__PROBLEM DETAILS__. Wherever the word "chevron" appears in a line of the records, copy that line.

+++ RECORDS PROVIDED +++

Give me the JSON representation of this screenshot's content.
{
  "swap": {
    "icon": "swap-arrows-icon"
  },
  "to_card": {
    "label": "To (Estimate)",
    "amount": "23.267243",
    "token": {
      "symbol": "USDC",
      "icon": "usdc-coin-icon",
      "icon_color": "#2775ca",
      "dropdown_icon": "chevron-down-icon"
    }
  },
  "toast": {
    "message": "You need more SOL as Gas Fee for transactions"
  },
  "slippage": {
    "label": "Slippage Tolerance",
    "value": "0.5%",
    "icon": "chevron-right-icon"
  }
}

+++

__EXPECTED ANSWER__.
      "dropdown_icon": "chevron-down-icon"
    "icon": "chevron-right-icon"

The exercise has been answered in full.